Interesting article in the Times today about Sakhalin. It’s great to see Goldman Sachs coming around to the view that my colleagues and I have been expressing for the past two years.
“The official rhetoric is getting steadily more shrill and does not bode well for the future of foreign oil companies in Russia,” the director of Goldman Sachs’s Moscow office, Rory MacFarquhar, wrote in a note to investors recently. “We continue to believe that the aim of this campaign is to force the foreign companies to accept Russian state companies as equal or even majority partners in their projects, possibly for no compensation.”
Then there is a boilerplate analysis of Gazprom’s aims:
Meanwhile, the Russian company Gazprom is negotiating to buy 25 percent of Shell’s project, but those talks have not gone well. Shell announced the cost increase only in July 2005, just a week after signing a preliminary asset swap agreement with Gazprom. Gazprom, which is seeking a monopoly on natural gas exports from Russia to Asia, wanted a veto on the board, with a voice in decisions about markets, pricing and strategy. Under a previous charter for Shell’s operating company, the 25 percent stake, plus one share, would have given Gazprom a say in these decisions.

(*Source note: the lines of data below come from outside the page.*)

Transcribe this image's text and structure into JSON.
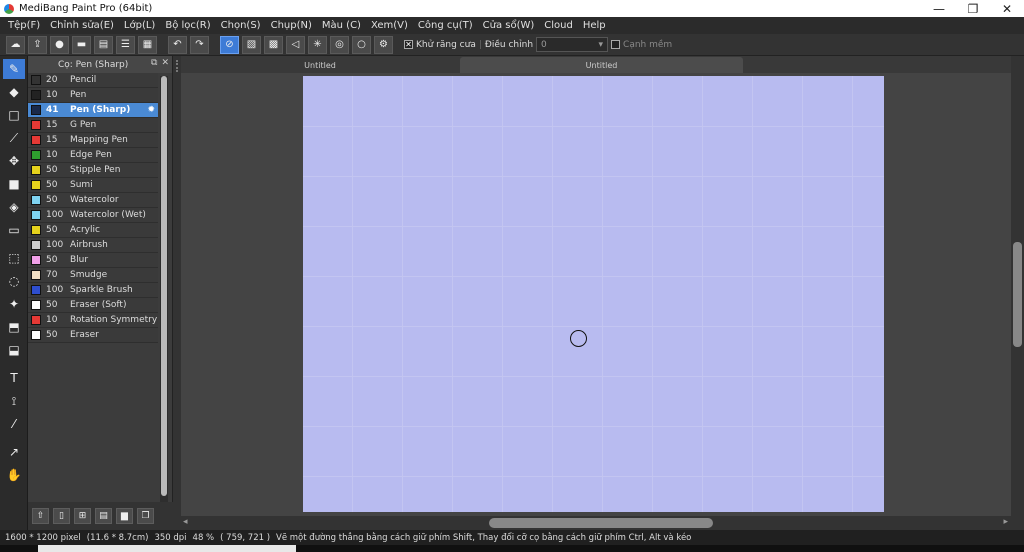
{
  "window": {
    "title": "MediBang Paint Pro (64bit)",
    "minimize": "—",
    "maximize": "❐",
    "close": "✕"
  },
  "menu": [
    "Tệp(F)",
    "Chỉnh sửa(E)",
    "Lớp(L)",
    "Bộ lọc(R)",
    "Chọn(S)",
    "Chụp(N)",
    "Màu (C)",
    "Xem(V)",
    "Công cụ(T)",
    "Cửa sổ(W)",
    "Cloud",
    "Help"
  ],
  "toolbar": {
    "antialias_label": "Khử răng cưa",
    "antialias_checked": "✕",
    "adjust_label": "Điều chỉnh",
    "adjust_value": "0",
    "smooth_label": "Cạnh mềm"
  },
  "brush_panel": {
    "title": "Cọ: Pen (Sharp)",
    "brushes": [
      {
        "size": "20",
        "name": "Pencil",
        "color": "#333333"
      },
      {
        "size": "10",
        "name": "Pen",
        "color": "#222222"
      },
      {
        "size": "41",
        "name": "Pen (Sharp)",
        "color": "#1a2a4a",
        "selected": true
      },
      {
        "size": "15",
        "name": "G Pen",
        "color": "#e53935"
      },
      {
        "size": "15",
        "name": "Mapping Pen",
        "color": "#e53935"
      },
      {
        "size": "10",
        "name": "Edge Pen",
        "color": "#2e9e2e"
      },
      {
        "size": "50",
        "name": "Stipple Pen",
        "color": "#e6d21c"
      },
      {
        "size": "50",
        "name": "Sumi",
        "color": "#e6d21c"
      },
      {
        "size": "50",
        "name": "Watercolor",
        "color": "#7fd3f0"
      },
      {
        "size": "100",
        "name": "Watercolor (Wet)",
        "color": "#7fd3f0"
      },
      {
        "size": "50",
        "name": "Acrylic",
        "color": "#e6d21c"
      },
      {
        "size": "100",
        "name": "Airbrush",
        "color": "#cccccc"
      },
      {
        "size": "50",
        "name": "Blur",
        "color": "#f0a0e8"
      },
      {
        "size": "70",
        "name": "Smudge",
        "color": "#f2dfc4"
      },
      {
        "size": "100",
        "name": "Sparkle Brush",
        "color": "#2e4ecf"
      },
      {
        "size": "50",
        "name": "Eraser (Soft)",
        "color": "#ffffff"
      },
      {
        "size": "10",
        "name": "Rotation Symmetry Pe",
        "color": "#e53935"
      },
      {
        "size": "50",
        "name": "Eraser",
        "color": "#ffffff"
      }
    ]
  },
  "tabs": {
    "first": "Untitled",
    "second": "Untitled"
  },
  "status": {
    "dimensions": "1600 * 1200 pixel",
    "physical": "(11.6 * 8.7cm)",
    "dpi": "350 dpi",
    "zoom": "48 %",
    "coords": "( 759, 721 )",
    "hint": "Vẽ một đường thẳng bằng cách giữ phím Shift, Thay đổi cỡ cọ bằng cách giữ phím Ctrl, Alt và kéo"
  }
}
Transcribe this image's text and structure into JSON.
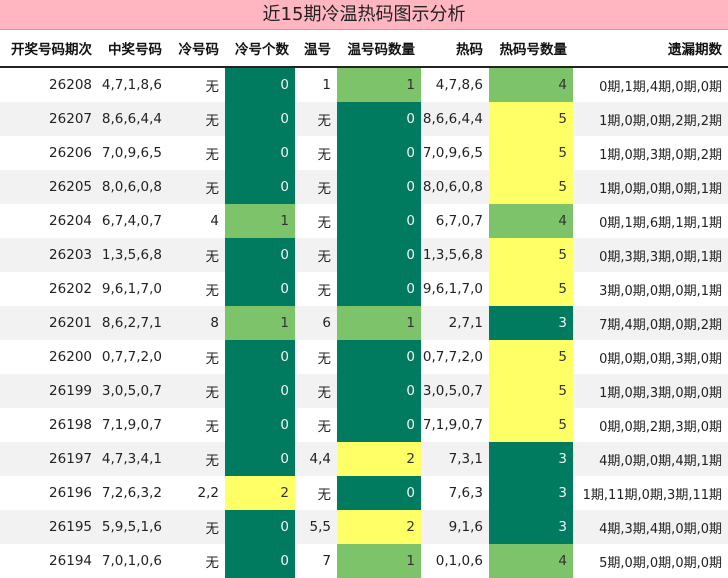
{
  "title": "近15期冷温热码图示分析",
  "headers": [
    "开奖号码期次",
    "中奖号码",
    "冷号码",
    "冷号个数",
    "温号",
    "温号码数量",
    "热码",
    "热码号数量",
    "遗漏期数"
  ],
  "rows": [
    {
      "period": "26208",
      "winning": "4,7,1,8,6",
      "cold": "无",
      "cold_count": "0",
      "warm": "1",
      "warm_count": "1",
      "hot": "4,7,8,6",
      "hot_count": "4",
      "missing": "0期,1期,4期,0期,0期"
    },
    {
      "period": "26207",
      "winning": "8,6,6,4,4",
      "cold": "无",
      "cold_count": "0",
      "warm": "无",
      "warm_count": "0",
      "hot": "8,6,6,4,4",
      "hot_count": "5",
      "missing": "1期,0期,0期,2期,2期"
    },
    {
      "period": "26206",
      "winning": "7,0,9,6,5",
      "cold": "无",
      "cold_count": "0",
      "warm": "无",
      "warm_count": "0",
      "hot": "7,0,9,6,5",
      "hot_count": "5",
      "missing": "1期,0期,3期,0期,2期"
    },
    {
      "period": "26205",
      "winning": "8,0,6,0,8",
      "cold": "无",
      "cold_count": "0",
      "warm": "无",
      "warm_count": "0",
      "hot": "8,0,6,0,8",
      "hot_count": "5",
      "missing": "1期,0期,0期,0期,1期"
    },
    {
      "period": "26204",
      "winning": "6,7,4,0,7",
      "cold": "4",
      "cold_count": "1",
      "warm": "无",
      "warm_count": "0",
      "hot": "6,7,0,7",
      "hot_count": "4",
      "missing": "0期,1期,6期,1期,1期"
    },
    {
      "period": "26203",
      "winning": "1,3,5,6,8",
      "cold": "无",
      "cold_count": "0",
      "warm": "无",
      "warm_count": "0",
      "hot": "1,3,5,6,8",
      "hot_count": "5",
      "missing": "0期,3期,3期,0期,1期"
    },
    {
      "period": "26202",
      "winning": "9,6,1,7,0",
      "cold": "无",
      "cold_count": "0",
      "warm": "无",
      "warm_count": "0",
      "hot": "9,6,1,7,0",
      "hot_count": "5",
      "missing": "3期,0期,0期,0期,1期"
    },
    {
      "period": "26201",
      "winning": "8,6,2,7,1",
      "cold": "8",
      "cold_count": "1",
      "warm": "6",
      "warm_count": "1",
      "hot": "2,7,1",
      "hot_count": "3",
      "missing": "7期,4期,0期,0期,2期"
    },
    {
      "period": "26200",
      "winning": "0,7,7,2,0",
      "cold": "无",
      "cold_count": "0",
      "warm": "无",
      "warm_count": "0",
      "hot": "0,7,7,2,0",
      "hot_count": "5",
      "missing": "0期,0期,0期,3期,0期"
    },
    {
      "period": "26199",
      "winning": "3,0,5,0,7",
      "cold": "无",
      "cold_count": "0",
      "warm": "无",
      "warm_count": "0",
      "hot": "3,0,5,0,7",
      "hot_count": "5",
      "missing": "1期,0期,3期,0期,0期"
    },
    {
      "period": "26198",
      "winning": "7,1,9,0,7",
      "cold": "无",
      "cold_count": "0",
      "warm": "无",
      "warm_count": "0",
      "hot": "7,1,9,0,7",
      "hot_count": "5",
      "missing": "0期,0期,2期,3期,0期"
    },
    {
      "period": "26197",
      "winning": "4,7,3,4,1",
      "cold": "无",
      "cold_count": "0",
      "warm": "4,4",
      "warm_count": "2",
      "hot": "7,3,1",
      "hot_count": "3",
      "missing": "4期,0期,0期,4期,1期"
    },
    {
      "period": "26196",
      "winning": "7,2,6,3,2",
      "cold": "2,2",
      "cold_count": "2",
      "warm": "无",
      "warm_count": "0",
      "hot": "7,6,3",
      "hot_count": "3",
      "missing": "1期,11期,0期,3期,11期"
    },
    {
      "period": "26195",
      "winning": "5,9,5,1,6",
      "cold": "无",
      "cold_count": "0",
      "warm": "5,5",
      "warm_count": "2",
      "hot": "9,1,6",
      "hot_count": "3",
      "missing": "4期,3期,4期,0期,0期"
    },
    {
      "period": "26194",
      "winning": "7,0,1,0,6",
      "cold": "无",
      "cold_count": "0",
      "warm": "7",
      "warm_count": "1",
      "hot": "0,1,0,6",
      "hot_count": "4",
      "missing": "5期,0期,0期,0期,0期"
    }
  ],
  "colors": {
    "title_bg": "#ffb6c1",
    "count_zero": "#007b5f",
    "count_one": "#7cc36a",
    "count_two": "#ffff66",
    "hot_three": "#007b5f",
    "hot_four": "#7cc36a",
    "hot_five": "#ffff66"
  }
}
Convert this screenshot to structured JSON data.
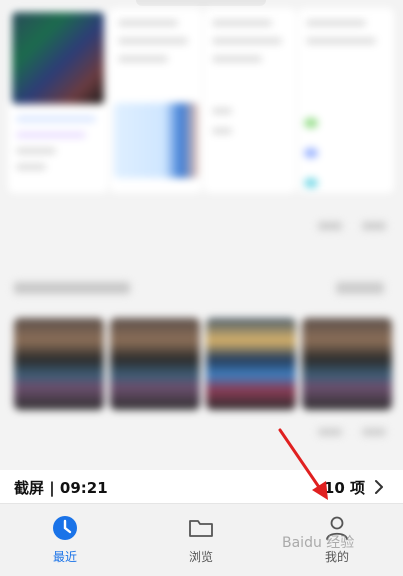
{
  "info": {
    "left_text": "截屏 | 09:21",
    "right_text": "10 项"
  },
  "tabs": [
    {
      "label": "最近",
      "icon": "clock-icon",
      "active": true
    },
    {
      "label": "浏览",
      "icon": "folder-icon",
      "active": false
    },
    {
      "label": "我的",
      "icon": "person-icon",
      "active": false
    }
  ],
  "colors": {
    "accent": "#1a73e8",
    "arrow": "#e02020"
  },
  "watermark": "Baidu 经验"
}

And lastly, a terrific quote from Yermakov:
“The environmental weapon, in this sense, allows the Russian authorities to put pressure on the operators and at the same time to defend a noble cause,” said Vitaly V. Yermakov, research director for Russian and Caspian energy at Cambridge Energy Research Associates. “In chess, every good move should be both offensive and defensive. Russians are very good chess players.”